**What you are asked to do:** Without skipping or changing anything, print all the entries.

**Records provided:**
# # # #

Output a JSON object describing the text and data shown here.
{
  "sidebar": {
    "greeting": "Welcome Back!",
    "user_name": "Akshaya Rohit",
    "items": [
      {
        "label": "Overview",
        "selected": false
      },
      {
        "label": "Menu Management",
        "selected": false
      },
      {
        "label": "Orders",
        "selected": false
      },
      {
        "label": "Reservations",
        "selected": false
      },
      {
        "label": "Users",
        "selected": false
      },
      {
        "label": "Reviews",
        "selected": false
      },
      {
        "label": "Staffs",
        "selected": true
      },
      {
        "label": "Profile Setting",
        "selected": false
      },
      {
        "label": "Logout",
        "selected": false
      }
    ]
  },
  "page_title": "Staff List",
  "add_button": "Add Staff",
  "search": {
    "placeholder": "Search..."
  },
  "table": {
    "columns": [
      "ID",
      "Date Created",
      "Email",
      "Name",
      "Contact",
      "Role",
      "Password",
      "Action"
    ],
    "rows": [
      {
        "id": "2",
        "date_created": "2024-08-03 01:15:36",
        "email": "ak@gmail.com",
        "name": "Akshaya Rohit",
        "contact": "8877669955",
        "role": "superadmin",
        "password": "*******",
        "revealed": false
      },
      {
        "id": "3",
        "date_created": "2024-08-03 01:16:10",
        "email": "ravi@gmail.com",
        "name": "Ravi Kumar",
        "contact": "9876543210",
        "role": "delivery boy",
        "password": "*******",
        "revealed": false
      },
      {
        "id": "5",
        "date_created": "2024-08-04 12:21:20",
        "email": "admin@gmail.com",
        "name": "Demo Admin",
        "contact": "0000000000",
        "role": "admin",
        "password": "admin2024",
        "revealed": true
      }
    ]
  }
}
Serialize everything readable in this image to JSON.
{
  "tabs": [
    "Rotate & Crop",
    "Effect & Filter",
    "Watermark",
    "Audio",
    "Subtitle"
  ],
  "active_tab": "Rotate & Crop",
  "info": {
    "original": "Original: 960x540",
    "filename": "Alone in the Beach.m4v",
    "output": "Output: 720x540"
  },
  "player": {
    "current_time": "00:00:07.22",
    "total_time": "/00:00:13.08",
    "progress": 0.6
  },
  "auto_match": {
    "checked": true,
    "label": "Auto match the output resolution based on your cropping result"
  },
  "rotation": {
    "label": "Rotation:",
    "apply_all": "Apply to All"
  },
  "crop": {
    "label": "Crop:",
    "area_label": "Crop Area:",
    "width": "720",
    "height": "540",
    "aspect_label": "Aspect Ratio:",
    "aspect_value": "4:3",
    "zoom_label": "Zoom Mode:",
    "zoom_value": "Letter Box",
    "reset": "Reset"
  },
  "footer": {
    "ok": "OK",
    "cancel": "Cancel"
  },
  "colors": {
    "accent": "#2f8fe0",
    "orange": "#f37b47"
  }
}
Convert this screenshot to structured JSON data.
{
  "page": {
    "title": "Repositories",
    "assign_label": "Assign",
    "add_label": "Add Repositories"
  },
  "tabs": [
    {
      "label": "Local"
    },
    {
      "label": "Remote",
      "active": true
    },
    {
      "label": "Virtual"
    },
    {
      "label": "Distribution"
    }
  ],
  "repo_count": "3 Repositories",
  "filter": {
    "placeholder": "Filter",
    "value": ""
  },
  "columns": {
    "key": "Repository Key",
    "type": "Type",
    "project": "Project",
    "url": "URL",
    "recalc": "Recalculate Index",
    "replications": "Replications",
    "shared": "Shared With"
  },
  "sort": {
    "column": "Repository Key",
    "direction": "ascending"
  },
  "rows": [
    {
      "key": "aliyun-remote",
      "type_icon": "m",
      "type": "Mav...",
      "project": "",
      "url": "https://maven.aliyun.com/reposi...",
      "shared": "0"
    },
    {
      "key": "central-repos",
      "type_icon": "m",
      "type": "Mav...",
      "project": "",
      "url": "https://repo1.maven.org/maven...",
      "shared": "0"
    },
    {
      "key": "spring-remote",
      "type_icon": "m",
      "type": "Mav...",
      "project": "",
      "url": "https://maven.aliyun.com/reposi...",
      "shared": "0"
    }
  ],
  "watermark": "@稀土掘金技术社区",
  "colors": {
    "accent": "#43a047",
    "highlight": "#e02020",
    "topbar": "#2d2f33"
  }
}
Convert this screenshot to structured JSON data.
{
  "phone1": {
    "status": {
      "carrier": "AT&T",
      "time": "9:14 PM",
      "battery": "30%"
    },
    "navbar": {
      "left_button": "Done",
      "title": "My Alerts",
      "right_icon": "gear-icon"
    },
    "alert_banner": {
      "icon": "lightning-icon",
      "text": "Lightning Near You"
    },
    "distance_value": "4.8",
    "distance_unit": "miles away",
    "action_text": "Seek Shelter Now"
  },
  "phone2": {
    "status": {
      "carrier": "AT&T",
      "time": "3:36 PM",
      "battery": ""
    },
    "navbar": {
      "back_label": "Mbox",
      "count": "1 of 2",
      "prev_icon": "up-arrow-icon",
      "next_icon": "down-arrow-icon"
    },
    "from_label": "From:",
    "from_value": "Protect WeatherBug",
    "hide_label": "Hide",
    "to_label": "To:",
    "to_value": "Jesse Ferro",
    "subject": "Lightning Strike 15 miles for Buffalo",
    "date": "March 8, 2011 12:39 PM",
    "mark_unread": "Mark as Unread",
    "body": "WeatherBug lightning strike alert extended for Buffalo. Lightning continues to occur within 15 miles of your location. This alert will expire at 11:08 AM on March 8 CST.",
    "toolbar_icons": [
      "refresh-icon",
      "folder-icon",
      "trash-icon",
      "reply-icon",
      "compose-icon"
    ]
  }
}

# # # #

**Result of this exercise:**
Output a JSON object describing the text and data shown here.
{
  "sidebar": {
    "greeting": "Welcome Back!",
    "user_name": "Akshaya Rohit",
    "items": [
      {
        "label": "Overview",
        "selected": false
      },
      {
        "label": "Menu Management",
        "selected": false
      },
      {
        "label": "Orders",
        "selected": false
      },
      {
        "label": "Reservations",
        "selected": false
      },
      {
        "label": "Users",
        "selected": false
      },
      {
        "label": "Reviews",
        "selected": false
      },
      {
        "label": "Staffs",
        "selected": true
      },
      {
        "label": "Profile Setting",
        "selected": false
      },
      {
        "label": "Logout",
        "selected": false
      }
    ]
  },
  "page_title": "Staff List",
  "add_button": "Add Staff",
  "search": {
    "placeholder": "Search..."
  },
  "table": {
    "columns": [
      "ID",
      "Date Created",
      "Email",
      "Name",
      "Contact",
      "Role",
      "Password",
      "Action"
    ],
    "rows": [
      {
        "id": "2",
        "date_created": "2024-08-03 01:15:36",
        "email": "ak@gmail.com",
        "name": "Akshaya Rohit",
        "contact": "8877669955",
        "role": "superadmin",
        "password": "*******",
        "revealed": false
      },
      {
        "id": "3",
        "date_created": "2024-08-03 01:16:10",
        "email": "ravi@gmail.com",
        "name": "Ravi Kumar",
        "contact": "9876543210",
        "role": "delivery boy",
        "password": "*******",
        "revealed": false
      },
      {
        "id": "5",
        "date_created": "2024-08-04 12:21:20",
        "email": "admin@gmail.com",
        "name": "Demo Admin",
        "contact": "0000000000",
        "role": "admin",
        "password": "admin2024",
        "revealed": true
      }
    ]
  }
}
Serialize everything readable in this image to JSON.
{
  "tabs": [
    "Rotate & Crop",
    "Effect & Filter",
    "Watermark",
    "Audio",
    "Subtitle"
  ],
  "active_tab": "Rotate & Crop",
  "info": {
    "original": "Original: 960x540",
    "filename": "Alone in the Beach.m4v",
    "output": "Output: 720x540"
  },
  "player": {
    "current_time": "00:00:07.22",
    "total_time": "/00:00:13.08",
    "progress": 0.6
  },
  "auto_match": {
    "checked": true,
    "label": "Auto match the output resolution based on your cropping result"
  },
  "rotation": {
    "label": "Rotation:",
    "apply_all": "Apply to All"
  },
  "crop": {
    "label": "Crop:",
    "area_label": "Crop Area:",
    "width": "720",
    "height": "540",
    "aspect_label": "Aspect Ratio:",
    "aspect_value": "4:3",
    "zoom_label": "Zoom Mode:",
    "zoom_value": "Letter Box",
    "reset": "Reset"
  },
  "footer": {
    "ok": "OK",
    "cancel": "Cancel"
  },
  "colors": {
    "accent": "#2f8fe0",
    "orange": "#f37b47"
  }
}
Convert this screenshot to structured JSON data.
{
  "page": {
    "title": "Repositories",
    "assign_label": "Assign",
    "add_label": "Add Repositories"
  },
  "tabs": [
    {
      "label": "Local"
    },
    {
      "label": "Remote",
      "active": true
    },
    {
      "label": "Virtual"
    },
    {
      "label": "Distribution"
    }
  ],
  "repo_count": "3 Repositories",
  "filter": {
    "placeholder": "Filter",
    "value": ""
  },
  "columns": {
    "key": "Repository Key",
    "type": "Type",
    "project": "Project",
    "url": "URL",
    "recalc": "Recalculate Index",
    "replications": "Replications",
    "shared": "Shared With"
  },
  "sort": {
    "column": "Repository Key",
    "direction": "ascending"
  },
  "rows": [
    {
      "key": "aliyun-remote",
      "type_icon": "m",
      "type": "Mav...",
      "project": "",
      "url": "https://maven.aliyun.com/reposi...",
      "shared": "0"
    },
    {
      "key": "central-repos",
      "type_icon": "m",
      "type": "Mav...",
      "project": "",
      "url": "https://repo1.maven.org/maven...",
      "shared": "0"
    },
    {
      "key": "spring-remote",
      "type_icon": "m",
      "type": "Mav...",
      "project": "",
      "url": "https://maven.aliyun.com/reposi...",
      "shared": "0"
    }
  ],
  "watermark": "@稀土掘金技术社区",
  "colors": {
    "accent": "#43a047",
    "highlight": "#e02020",
    "topbar": "#2d2f33"
  }
}
Convert this screenshot to structured JSON data.
{
  "phone1": {
    "status": {
      "carrier": "AT&T",
      "time": "9:14 PM",
      "battery": "30%"
    },
    "navbar": {
      "left_button": "Done",
      "title": "My Alerts",
      "right_icon": "gear-icon"
    },
    "alert_banner": {
      "icon": "lightning-icon",
      "text": "Lightning Near You"
    },
    "distance_value": "4.8",
    "distance_unit": "miles away",
    "action_text": "Seek Shelter Now"
  },
  "phone2": {
    "status": {
      "carrier": "AT&T",
      "time": "3:36 PM",
      "battery": ""
    },
    "navbar": {
      "back_label": "Mbox",
      "count": "1 of 2",
      "prev_icon": "up-arrow-icon",
      "next_icon": "down-arrow-icon"
    },
    "from_label": "From:",
    "from_value": "Protect WeatherBug",
    "hide_label": "Hide",
    "to_label": "To:",
    "to_value": "Jesse Ferro",
    "subject": "Lightning Strike 15 miles for Buffalo",
    "date": "March 8, 2011 12:39 PM",
    "mark_unread": "Mark as Unread",
    "body": "WeatherBug lightning strike alert extended for Buffalo. Lightning continues to occur within 15 miles of your location. This alert will expire at 11:08 AM on March 8 CST.",
    "toolbar_icons": [
      "refresh-icon",
      "folder-icon",
      "trash-icon",
      "reply-icon",
      "compose-icon"
    ]
  }
}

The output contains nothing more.